▽
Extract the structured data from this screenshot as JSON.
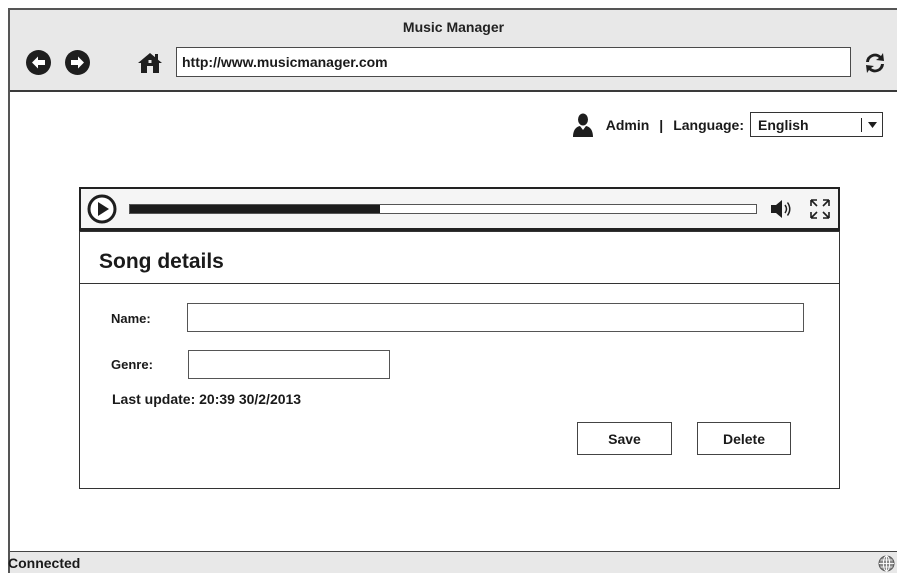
{
  "window": {
    "title": "Music Manager",
    "url": "http://www.musicmanager.com"
  },
  "icons": {
    "back": "back-arrow-icon",
    "forward": "forward-arrow-icon",
    "home": "home-icon",
    "reload": "reload-icon",
    "user": "user-icon",
    "play": "play-icon",
    "volume": "volume-icon",
    "fullscreen": "fullscreen-icon",
    "status": "globe-icon"
  },
  "userbar": {
    "user_name": "Admin",
    "separator": "|",
    "language_label": "Language:",
    "language_selected": "English"
  },
  "player": {
    "progress_fraction": 0.4
  },
  "song_details": {
    "title": "Song details",
    "name_label": "Name:",
    "name_value": "",
    "genre_label": "Genre:",
    "genre_value": "",
    "last_update": "Last update: 20:39 30/2/2013",
    "save_label": "Save",
    "delete_label": "Delete"
  },
  "status": {
    "text": "Connected"
  },
  "colors": {
    "chrome_background": "#e8e8e8",
    "ink": "#1a1a1a",
    "border": "#333333",
    "content_background": "#ffffff"
  }
}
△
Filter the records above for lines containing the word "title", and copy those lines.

    "title": "Music Manager",
    "title": "Song details",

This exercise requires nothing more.